For reasons we don’t entirely understand, our gym plays old Law and Order episodes on the TV continuously. Last week while on a stationary bike we glanced up at the TV and two cops were sitting in their car, one of them reading a News of the World or some such tabloid with a lurid, over the top headline. The TV cop seemed half interested in the tabloid and half in whatever his partner was saying. As we pedaled faster, it occurred to us that today’s world is one big tabloid writ large thanks to the Internet. Where once we were exposed to headlines only occasionally, perhaps while standing in line at the grocery store, now we are bombarded with outlandish claims, titillating tales and bombastic news at all times of the day, throughout the weeks, months and years. Through social media and other platforms, everybody is a National Enquirer headline writer nowadays, as well as a Weekly World reader, whether we want to be or not. There are not more crazy things happening today than in the past, we’re just seeing them more often and this vast trove of dubious information passes across our gaze magnitudes more often. What this means for law and order we are not certain but we do know the earth is greener than it was twenty years ago, there is much more debt around the world and we will never grow tired of Japan’s drone dog mascot. It’s this week’s International Need to Know, whose new year’s resolution is never to make 2020 hindsight jokes this year.
Without further ado, here’s what you need to know.
The Earth is Greener
As 2019 departed, the year-end summations in the news tended to emphasize all the bad trends and events of last year so what better way to start 2020 then to remind us that many things are getting better, including the greening of the earth by the two most populous countries—China and India. Yes, according to a new analysis of satellite data by NASA, “the world is literally a greener place than it was 20 years ago.” There are more trees and plants covering the planet than there were in 2000 thanks to tree planting policies in China and agricultural efforts in India. In fact, India and China are using the same amount of land to grow food but production is way up as is total green leaf area. NASA says there is an important lesson to be learned from all of this: “Once people realize there’s a problem, they tend to fix it. In the 70s and 80s in India and China, the situation around vegetation loss wasn’t good; in the 90s, people realized it; and today things have improved.” China and India have all kinds of problems and are making serious mistakes in a number of spheres, but they have done some good things too. Let’s hope they continue to learn lessons, as must we all.

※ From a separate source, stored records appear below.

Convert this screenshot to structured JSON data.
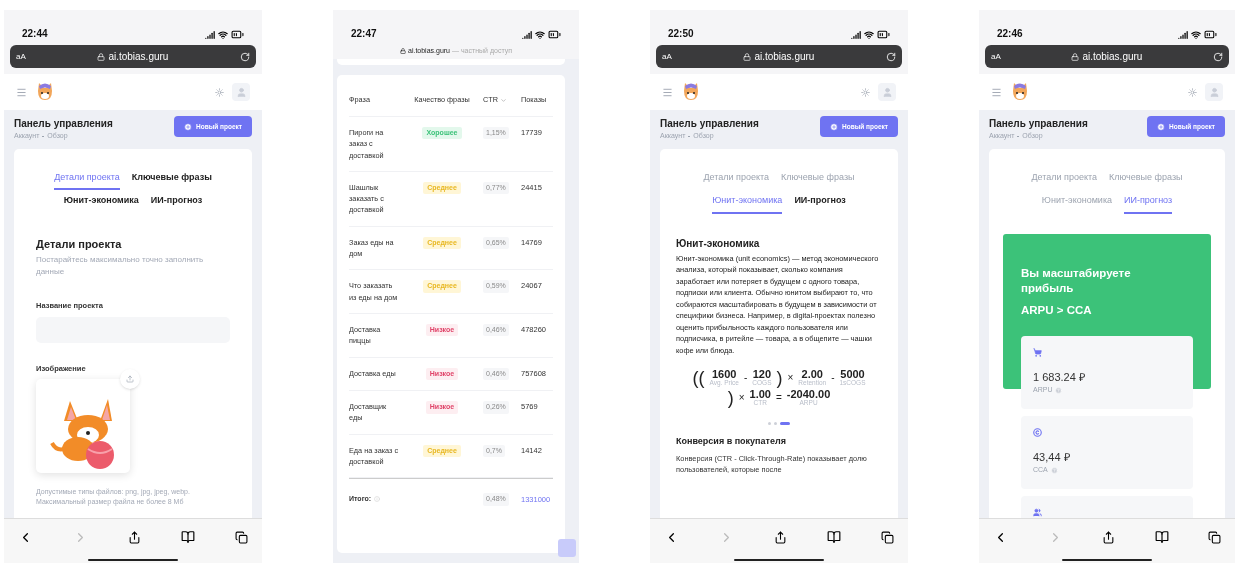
{
  "phones": [
    {
      "kind": "project_details",
      "time": "22:44",
      "address_bar": {
        "text_size": "aA",
        "url": "ai.tobias.guru"
      },
      "header": {
        "title": "Панель управления",
        "breadcrumb": [
          "Аккаунт",
          "Обзор"
        ],
        "new_button": "Новый проект"
      },
      "tabs": [
        {
          "label": "Детали проекта",
          "selected": true,
          "dimmed": false
        },
        {
          "label": "Ключевые фразы",
          "selected": false,
          "dimmed": false
        },
        {
          "label": "Юнит-экономика",
          "selected": false,
          "dimmed": false
        },
        {
          "label": "ИИ-прогноз",
          "selected": false,
          "dimmed": false
        }
      ],
      "details": {
        "title": "Детали проекта",
        "hint": "Постарайтесь максимально точно заполнить данные",
        "name_label": "Название проекта",
        "image_label": "Изображение",
        "file_note": "Допустимые типы файлов: png, jpg, jpeg, webp. Максимальный размер файла не более 8 Мб"
      }
    },
    {
      "kind": "keywords",
      "time": "22:47",
      "address_bar": {
        "url": "ai.tobias.guru",
        "note": "— частный доступ"
      },
      "table": {
        "columns": [
          {
            "label": "Фраза",
            "sorted": false
          },
          {
            "label": "Качество фразы",
            "sorted": false
          },
          {
            "label": "CTR",
            "sorted": true
          },
          {
            "label": "Показы",
            "sorted": false
          }
        ],
        "rows": [
          {
            "phrase": "Пироги на заказ с доставкой",
            "quality": "Хорошее",
            "kind": "good",
            "ctr": "1,15%",
            "shows": "17739"
          },
          {
            "phrase": "Шашлык заказать с доставкой",
            "quality": "Среднее",
            "kind": "medium",
            "ctr": "0,77%",
            "shows": "24415"
          },
          {
            "phrase": "Заказ еды на дом",
            "quality": "Среднее",
            "kind": "medium",
            "ctr": "0,65%",
            "shows": "14769"
          },
          {
            "phrase": "Что заказать из еды на дом",
            "quality": "Среднее",
            "kind": "medium",
            "ctr": "0,59%",
            "shows": "24067"
          },
          {
            "phrase": "Доставка пиццы",
            "quality": "Низкое",
            "kind": "low",
            "ctr": "0,46%",
            "shows": "478260"
          },
          {
            "phrase": "Доставка еды",
            "quality": "Низкое",
            "kind": "low",
            "ctr": "0,46%",
            "shows": "757608"
          },
          {
            "phrase": "Доставщик еды",
            "quality": "Низкое",
            "kind": "low",
            "ctr": "0,26%",
            "shows": "5769"
          },
          {
            "phrase": "Еда на заказ с доставкой",
            "quality": "Среднее",
            "kind": "medium",
            "ctr": "0,7%",
            "shows": "14142"
          }
        ],
        "total": {
          "label": "Итого:",
          "ctr": "0,48%",
          "shows": "1331000"
        }
      }
    },
    {
      "kind": "unit_economics",
      "time": "22:50",
      "address_bar": {
        "text_size": "aA",
        "url": "ai.tobias.guru"
      },
      "header": {
        "title": "Панель управления",
        "breadcrumb": [
          "Аккаунт",
          "Обзор"
        ],
        "new_button": "Новый проект"
      },
      "tabs": [
        {
          "label": "Детали проекта",
          "selected": false,
          "dimmed": true
        },
        {
          "label": "Ключевые фразы",
          "selected": false,
          "dimmed": true
        },
        {
          "label": "Юнит-экономика",
          "selected": true,
          "dimmed": false
        },
        {
          "label": "ИИ-прогноз",
          "selected": false,
          "dimmed": false
        }
      ],
      "unit": {
        "title": "Юнит-экономика",
        "text": "Юнит-экономика (unit economics) — метод экономического анализа, который показывает, сколько компания заработает или потеряет в будущем с одного товара, подписки или клиента. Обычно юнитом выбирают то, что собираются масштабировать в будущем в зависимости от специфики бизнеса. Например, в digital-проектах полезно оценить прибыльность каждого пользователя или подписчика, в ритейле — товара, а в общепите — чашки кофе или блюда.",
        "formula": [
          {
            "kind": "sign",
            "text": "(("
          },
          {
            "kind": "value",
            "value": "1600",
            "label": "Avg. Price"
          },
          {
            "kind": "sign",
            "text": "-"
          },
          {
            "kind": "value",
            "value": "120",
            "label": "COGS"
          },
          {
            "kind": "sign",
            "text": ")"
          },
          {
            "kind": "sign",
            "text": "×"
          },
          {
            "kind": "value",
            "value": "2.00",
            "label": "Retention"
          },
          {
            "kind": "sign",
            "text": "-"
          },
          {
            "kind": "value",
            "value": "5000",
            "label": "1sCOGS"
          },
          {
            "kind": "break"
          },
          {
            "kind": "sign",
            "text": ")"
          },
          {
            "kind": "sign",
            "text": "×"
          },
          {
            "kind": "value",
            "value": "1.00",
            "label": "CTR"
          },
          {
            "kind": "sign",
            "text": "="
          },
          {
            "kind": "value",
            "value": "-2040.00",
            "label": "ARPU"
          }
        ],
        "dots": [
          {
            "selected": false
          },
          {
            "selected": false
          },
          {
            "selected": true
          }
        ],
        "next_title": "Конверсия в покупателя",
        "next_text": "Конверсия (CTR - Click-Through-Rate) показывает долю пользователей, которые после"
      }
    },
    {
      "kind": "forecast",
      "time": "22:46",
      "address_bar": {
        "text_size": "aA",
        "url": "ai.tobias.guru"
      },
      "header": {
        "title": "Панель управления",
        "breadcrumb": [
          "Аккаунт",
          "Обзор"
        ],
        "new_button": "Новый проект"
      },
      "tabs": [
        {
          "label": "Детали проекта",
          "selected": false,
          "dimmed": true
        },
        {
          "label": "Ключевые фразы",
          "selected": false,
          "dimmed": true
        },
        {
          "label": "Юнит-экономика",
          "selected": false,
          "dimmed": true
        },
        {
          "label": "ИИ-прогноз",
          "selected": true,
          "dimmed": false
        }
      ],
      "forecast": {
        "title": "Вы масштабируете прибыль",
        "subtitle": "ARPU > CCA",
        "metrics": [
          {
            "kind": "cart",
            "value": "1 683.24 ₽",
            "label": "ARPU"
          },
          {
            "kind": "coin",
            "value": "43,44 ₽",
            "label": "CCA"
          },
          {
            "kind": "users"
          }
        ]
      }
    }
  ]
}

We Are In Your Debt
Yes there are more plants and trees than 20 years ago but there is also more debt. A graphic from Visual Capitalist shows the United States has the largest percent of debt worldwide at 31 percent, followed by Japan (17%) and China (nearly 10%). China’s debt is likely undercounted in this graphic but even undercounted Chinese debt has grown two trillion in the last few years. Regionally, Asia accounts for the largest percentage of world debt, followed by North America. Forgetting percentages for a moment, the total debt increase over the last twenty years is immense, some of which may have been warranted due to climbing out of the Great Recession (and yet debt keeps going up whether an economy is strong or not—it’s as if Keynes has gone on a 24-7 bender). In 2000, worldwide debt was estimated at around $20 trillion. Today, it’s up to $69 trillion so debt has tripled in 20 years. If plants and trees had tripled in that time frame, we’d have less of a climate change crisis. More green trees less red debt?
Yukimuri the Drone Dog!
But enough for worries this week (there will be plenty of time for that the rest of 2020), let’s get back to good news and that means the revelation of Yukimuru the Drone Dog. Americans love dogs. British love dogs. Everyone loves dogs. But perhaps only the Japanese would create a drone dog mascot. Via the remarkable @MondoMascots, a Twitter account which tracks Japanese mascots, we learned of Yukimuru, a drone mascot created by the town of Uji in the Kansai region of Japan. According to Nextweb.com, the drone dog is named after “an actual historic dog named Yukimaru, the companion of imperial Prince Shotoku, who ruled from 574-622 and created Japan’s first political constitution.” Unlike Black Mirror’s drone dogs, this one is cute and represents democracy not dystopia.